So if people with disabilities are allowed to fully participate in economic activities and gain meaningful employment, the government can gain savings from social welfare expenditures.
The high cost of elevated employee turnover rates and an insufficient number of qualified workers present a risk to a business’ competitive edge. Turnovers are expensive. Time and lost productivity cost a business each day that a position is not filled, not to mention the additional operating expenses it takes to search, recruit, and train new employees.
Companies experience an average of 50% turnover every four years, according to a compilation of facts about Training, Work and Jobs by SAGE Learning. And it costs a company 30-50% of the annual salary of entry-level employees, 150% of middle level employees, and up to 400% for specialized high level employees to find their replacements.
It makes good business sense to keep competent workers instead of having to replace them all the time. Hiring people with disabilities is a good solution for high turnover rates. Countless documentations about employing people with disabilities show that they are reliable, motivated workers with a lower turnover rate.
Research also shows that it is more cost-effective to make accommodations for an employee with a disability than to find a replacement that would soon leave for another company. The Job Accommodations Network estimates that more than half of the accommodations that must be made for disabled employees are less than $500. Compare this to the cost it takes to find and train new employees that would soon leave for another company.
In addition, employees with disabilities can match or exceed non-disabled employees’ attendance records. Disability is not the same as sickness; a person with a developmental disability, physical disability, deafness, or blindness may be physically fit and healthy.
Of course, non-disabled workers can also be reliable and spend years in a company before leaving. But consider someone with a disability, someone who has the same hopes and dreams as anyone else but has had scarce opportunity to find gainful employment. That person may just be a little more grateful for it and would think twice about leaving. Many people with disabilities will also work hard to prove to their employees and to other people that they can carry out their responsibilities just like everyone else.
Reliability and longevity equals better productivity. And better productivity means greater profitability and economic gains. More robust businesses produce employment and more products and services, measured by the Gross Domestic Product (GDP).
Much has been done since the implementation of legislation such as the ADA. However, a lot is still needed to be done for the recognition of people with disabilities as qualified workers.
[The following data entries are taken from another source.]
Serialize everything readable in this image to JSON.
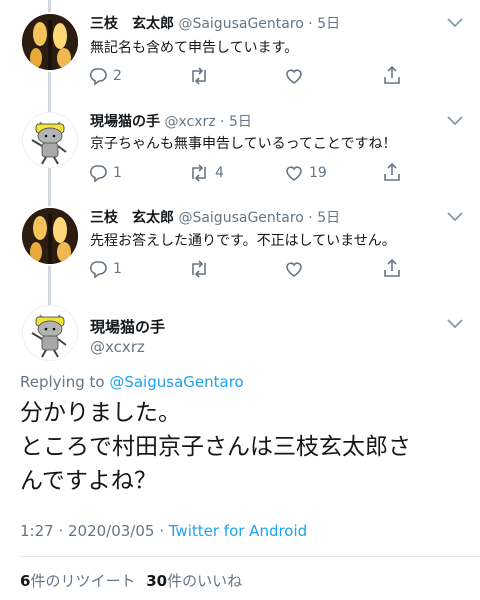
{
  "tweets": [
    {
      "name": "三枝　玄太郎",
      "handle": "@SaigusaGentaro",
      "time": "5日",
      "text": "無記名も含めて申告しています。",
      "replies": "2",
      "retweets": "",
      "likes": ""
    },
    {
      "name": "現場猫の手",
      "handle": "@xcxrz",
      "time": "5日",
      "text": "京子ちゃんも無事申告しているってことですね！",
      "replies": "1",
      "retweets": "4",
      "likes": "19"
    },
    {
      "name": "三枝　玄太郎",
      "handle": "@SaigusaGentaro",
      "time": "5日",
      "text": "先程お答えした通りです。不正はしていません。",
      "replies": "1",
      "retweets": "",
      "likes": ""
    }
  ],
  "focus": {
    "name": "現場猫の手",
    "handle": "@xcxrz",
    "replying_prefix": "Replying to ",
    "replying_to": "@SaigusaGentaro",
    "text_lines": [
      "分かりました。",
      "ところで村田京子さんは三枝玄太郎さ",
      "んですよね？"
    ],
    "time": "1:27 · 2020/03/05 · ",
    "source": "Twitter for Android",
    "retweet_count": "6",
    "retweet_label": "件のリツイート",
    "like_count": "30",
    "like_label": "件のいいね"
  },
  "separator": " · ",
  "colors": {
    "accent": "#1da1f2",
    "muted": "#657786",
    "text": "#14171a",
    "thread": "#cfd9de"
  },
  "icons": [
    "reply-icon",
    "retweet-icon",
    "like-icon",
    "share-icon",
    "chevron-down-icon"
  ]
}
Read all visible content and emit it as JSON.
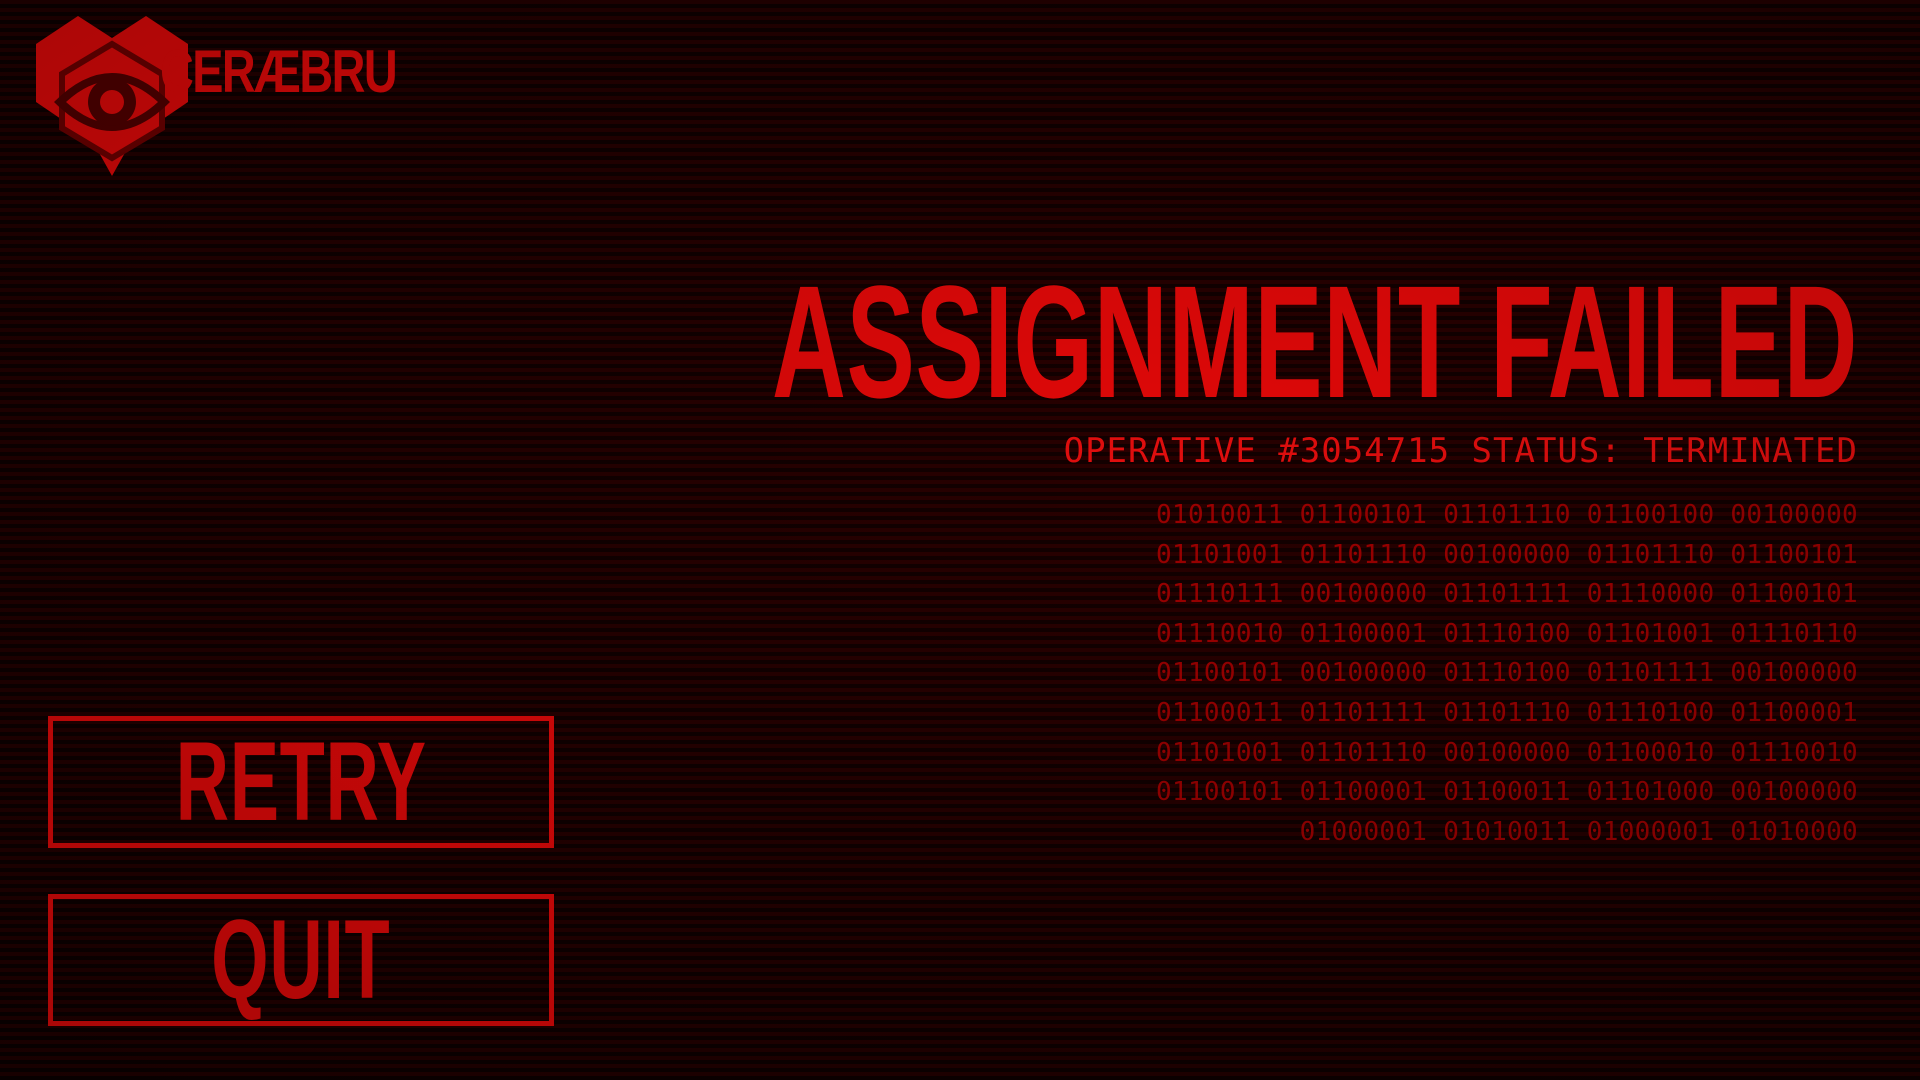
{
  "brand": {
    "name": "CERÆBRU",
    "logo_icon": "eye-hexagon-icon"
  },
  "screen": {
    "title": "ASSIGNMENT FAILED",
    "status": "OPERATIVE #3054715 STATUS: TERMINATED",
    "binary_rows": [
      "01010011 01100101 01101110 01100100 00100000",
      "01101001 01101110 00100000 01101110 01100101",
      "01110111 00100000 01101111 01110000 01100101",
      "01110010 01100001 01110100 01101001 01110110",
      "01100101 00100000 01110100 01101111 00100000",
      "01100011 01101111 01101110 01110100 01100001",
      "01101001 01101110 00100000 01100010 01110010",
      "01100101 01100001 01100011 01101000 00100000",
      "01000001 01010011 01000001 01010000"
    ]
  },
  "menu": {
    "retry_label": "RETRY",
    "quit_label": "QUIT"
  },
  "colors": {
    "accent": "#ff0a0a",
    "binary": "#c40000",
    "background_dark": "#0c0000",
    "background_line": "#250000"
  }
}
People with disabilities are also people who have abilities.
A country’s strength lies in its people. If people with disabilities are allowed to develop their skills and potential through gainful employment, then a country could expect greater productivity gains and economic returns.